→ **TASK PROMPT**
Taking the listing below line by line, tally those that contain the string "Please". Give the total alone.

------------

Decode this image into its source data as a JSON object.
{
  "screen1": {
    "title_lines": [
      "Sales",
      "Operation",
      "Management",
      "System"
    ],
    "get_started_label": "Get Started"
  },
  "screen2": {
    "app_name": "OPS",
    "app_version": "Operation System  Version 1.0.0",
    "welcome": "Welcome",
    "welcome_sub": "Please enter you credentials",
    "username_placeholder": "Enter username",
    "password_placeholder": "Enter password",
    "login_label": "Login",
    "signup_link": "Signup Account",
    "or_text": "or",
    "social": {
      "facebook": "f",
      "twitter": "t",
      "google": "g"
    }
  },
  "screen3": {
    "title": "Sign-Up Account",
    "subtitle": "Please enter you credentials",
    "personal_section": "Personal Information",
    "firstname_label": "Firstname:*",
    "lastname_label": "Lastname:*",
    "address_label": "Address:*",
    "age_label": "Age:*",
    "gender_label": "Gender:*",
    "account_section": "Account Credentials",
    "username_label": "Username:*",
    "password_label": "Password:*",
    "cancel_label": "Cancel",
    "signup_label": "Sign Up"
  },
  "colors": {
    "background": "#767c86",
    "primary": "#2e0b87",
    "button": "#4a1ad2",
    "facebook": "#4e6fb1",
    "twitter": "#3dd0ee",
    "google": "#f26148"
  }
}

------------

→ **YOUR RESPONSE**
2